We refer to our favorite summertime smallmouth technique as the” Pop-and-Drop.” This deadly tactic pairs a fly rod with a spinning outfit for the freshwater version of bait-and-switch. The premise is to entice smallmouth into action with the disturbance of a popper, then serve up a soft plastic.
Summertime is prime time for the pop and drop
In the window between July and September, river smallmouth activity from the Pacific Northwest to the North Woods reaches its apex. The arrival of the dog days coincide with popper season. Few spectacles in fly fishing beat a smallie blowing up a topwater popper. However, all too often, a fish investigates a popper but won’t partake. Or, the schoolie smallmouth bum rush the topwater bait, leaving the angler gawking at the red-eyed slab hovering beneath the disturbance. With a drop shot rig at hand, refusals and investigations become instant hookups.
A Simple Yet Effective Popper
Topwater poppers take on many forms, but for economy and effectiveness, its damn hard to beat the Dedeaux Popper. Brainchild of Texas guide, Alvin Dedeaux, this simple foam creation takes mere minutes to “tie” and produces action that topwater-oriented predators finds irresistible. https://www.youtube.com/watch?v=PS7V-IIUaRg. Smallmouth are no exception, and color doesn’t seem to make much difference. Simply adhere a popper to a short leader comprised of a 30/20/15 lb Seagur or Maxima and the fly rod piece of the equation is solved.https://cd-fishing.us/flyfishing/allfly-ultimate-plus/
Proper Popper Presentation
Popper presentation needn’t be belligerent. Working the popper like a cat toy is the best way to induce strikes. Akin to twitching a hopper pattern for trout, pressured bass generally prefer more enticing movements of the fly versus aggressive strips. Cast it, let it sit a moment, then give it a twitch. If a bass comes to investigate, another twitch may trigger an eat. When it doesn’t, we call on the other angler to hit ‘em with the drop shot.
If They Don’t go for the Pop, Feed ’em the Drop
Timing is important, and before bass lose interest or become suspicious, the drop shot rig should be pitched right into the fray. With the weight below the hook, the falling action of the minnow is irresistible. The bait drops quickly to reach the larger bass that are attracted by the activity but suspended lower in the water column.
Rigging the Drop Shot

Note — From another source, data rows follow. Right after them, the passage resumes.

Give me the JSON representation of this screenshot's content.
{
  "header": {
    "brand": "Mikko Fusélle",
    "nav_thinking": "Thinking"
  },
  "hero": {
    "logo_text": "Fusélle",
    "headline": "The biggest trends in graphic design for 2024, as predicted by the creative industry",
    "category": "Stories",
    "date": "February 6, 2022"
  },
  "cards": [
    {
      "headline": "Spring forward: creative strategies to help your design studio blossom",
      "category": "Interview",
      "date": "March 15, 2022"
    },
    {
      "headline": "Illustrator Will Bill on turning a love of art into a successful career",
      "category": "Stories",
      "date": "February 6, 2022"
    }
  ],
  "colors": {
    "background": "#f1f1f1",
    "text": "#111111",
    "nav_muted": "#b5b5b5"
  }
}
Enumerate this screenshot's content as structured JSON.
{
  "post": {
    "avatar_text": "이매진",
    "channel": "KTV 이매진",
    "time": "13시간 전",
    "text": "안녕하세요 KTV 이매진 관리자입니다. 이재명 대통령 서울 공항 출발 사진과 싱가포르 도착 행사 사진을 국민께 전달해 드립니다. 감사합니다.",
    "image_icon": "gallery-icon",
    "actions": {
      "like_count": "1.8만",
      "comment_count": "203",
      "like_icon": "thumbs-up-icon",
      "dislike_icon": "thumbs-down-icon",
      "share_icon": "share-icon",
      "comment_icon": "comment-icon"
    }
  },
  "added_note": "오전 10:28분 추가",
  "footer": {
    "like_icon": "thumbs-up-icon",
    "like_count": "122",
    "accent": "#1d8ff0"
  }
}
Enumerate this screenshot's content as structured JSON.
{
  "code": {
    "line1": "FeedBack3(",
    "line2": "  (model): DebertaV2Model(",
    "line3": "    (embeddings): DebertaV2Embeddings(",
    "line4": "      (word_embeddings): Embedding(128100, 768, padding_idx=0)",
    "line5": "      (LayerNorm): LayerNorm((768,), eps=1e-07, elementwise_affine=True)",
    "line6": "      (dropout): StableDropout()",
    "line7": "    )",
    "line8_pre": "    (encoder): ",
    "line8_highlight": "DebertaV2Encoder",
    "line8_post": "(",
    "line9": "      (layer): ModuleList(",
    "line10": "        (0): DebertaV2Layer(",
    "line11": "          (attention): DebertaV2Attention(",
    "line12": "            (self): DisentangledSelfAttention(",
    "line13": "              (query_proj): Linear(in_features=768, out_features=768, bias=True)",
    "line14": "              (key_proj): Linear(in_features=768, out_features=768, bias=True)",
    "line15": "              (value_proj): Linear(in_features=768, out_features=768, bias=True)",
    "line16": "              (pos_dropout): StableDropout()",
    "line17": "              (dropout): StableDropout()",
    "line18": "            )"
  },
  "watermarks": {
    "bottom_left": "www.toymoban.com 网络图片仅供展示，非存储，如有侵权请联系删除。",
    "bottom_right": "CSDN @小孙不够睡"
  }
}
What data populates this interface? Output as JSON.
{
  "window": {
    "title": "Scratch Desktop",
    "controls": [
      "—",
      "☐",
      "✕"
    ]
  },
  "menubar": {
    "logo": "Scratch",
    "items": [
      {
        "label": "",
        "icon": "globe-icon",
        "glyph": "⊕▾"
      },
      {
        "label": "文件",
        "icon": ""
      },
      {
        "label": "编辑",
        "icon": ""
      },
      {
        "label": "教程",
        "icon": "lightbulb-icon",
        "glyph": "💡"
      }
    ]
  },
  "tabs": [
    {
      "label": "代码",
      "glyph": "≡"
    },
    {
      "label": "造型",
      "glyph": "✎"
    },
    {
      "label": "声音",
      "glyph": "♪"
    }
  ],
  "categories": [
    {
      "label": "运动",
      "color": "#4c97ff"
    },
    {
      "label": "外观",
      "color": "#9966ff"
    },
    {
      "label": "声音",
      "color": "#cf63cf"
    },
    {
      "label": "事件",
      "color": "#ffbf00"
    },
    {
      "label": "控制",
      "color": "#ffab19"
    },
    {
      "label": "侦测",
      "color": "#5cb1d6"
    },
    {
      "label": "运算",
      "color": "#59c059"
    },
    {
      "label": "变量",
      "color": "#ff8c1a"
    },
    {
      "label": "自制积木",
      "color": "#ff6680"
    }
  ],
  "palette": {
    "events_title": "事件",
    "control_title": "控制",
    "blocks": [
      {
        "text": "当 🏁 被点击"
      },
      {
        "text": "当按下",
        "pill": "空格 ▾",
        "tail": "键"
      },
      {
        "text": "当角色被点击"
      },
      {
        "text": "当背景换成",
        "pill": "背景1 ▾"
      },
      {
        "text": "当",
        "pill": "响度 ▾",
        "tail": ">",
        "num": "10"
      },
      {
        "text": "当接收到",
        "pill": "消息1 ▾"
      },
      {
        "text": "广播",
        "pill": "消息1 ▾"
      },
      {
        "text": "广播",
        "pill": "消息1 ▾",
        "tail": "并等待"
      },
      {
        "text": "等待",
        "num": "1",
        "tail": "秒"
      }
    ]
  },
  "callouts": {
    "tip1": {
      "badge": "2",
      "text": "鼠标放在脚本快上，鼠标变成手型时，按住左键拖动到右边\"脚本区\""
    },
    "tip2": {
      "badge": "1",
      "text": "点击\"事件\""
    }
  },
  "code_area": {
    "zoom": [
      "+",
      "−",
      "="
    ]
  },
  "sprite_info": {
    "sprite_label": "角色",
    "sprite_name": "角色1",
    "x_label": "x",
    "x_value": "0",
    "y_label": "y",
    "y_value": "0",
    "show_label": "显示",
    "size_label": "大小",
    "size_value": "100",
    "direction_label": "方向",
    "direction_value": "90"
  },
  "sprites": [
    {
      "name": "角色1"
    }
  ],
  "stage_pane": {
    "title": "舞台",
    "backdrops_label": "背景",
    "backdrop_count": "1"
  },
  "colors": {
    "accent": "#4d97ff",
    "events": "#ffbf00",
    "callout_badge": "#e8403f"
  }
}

The drop shot rig takes some getting used to. Every summer, I need to reteach myself the proper steps to creating this all-effective bass rig.https://www.google.com/search?q=tying+a+drop+shot+rig&source=lnms&tbm=isch&sa=X&ved=2ahUKEwil5KP3q_T5AhXUMTQIHdIHAeAQ_AUoAnoECAEQBA&biw=1378&bih=701&dpr=2#imgrc=8K7kB6hbDHmxiM I generally use the XPS Finesse drop shot weights in ¼ and 1/8 oz sz., a drop shot hook, and a small Berkley Gulp minnow. I fill my spool with braided line, add a swivel, and attach a two-foot length of 15lb. fluorocarbon.https://www.berkley-fishing.com/collections/soft-bait/products/gulp-minnow-1285380
The Buddy System
The Pop-and-Drop is buddy system fishing at its finest. The captain (typically yours truly) can run the boat with one hand while drop shotting with the other. When the Pop-and-Drop is firing on all cylinders, doubles are common, as bass struggling at the end of the line attracts more fish.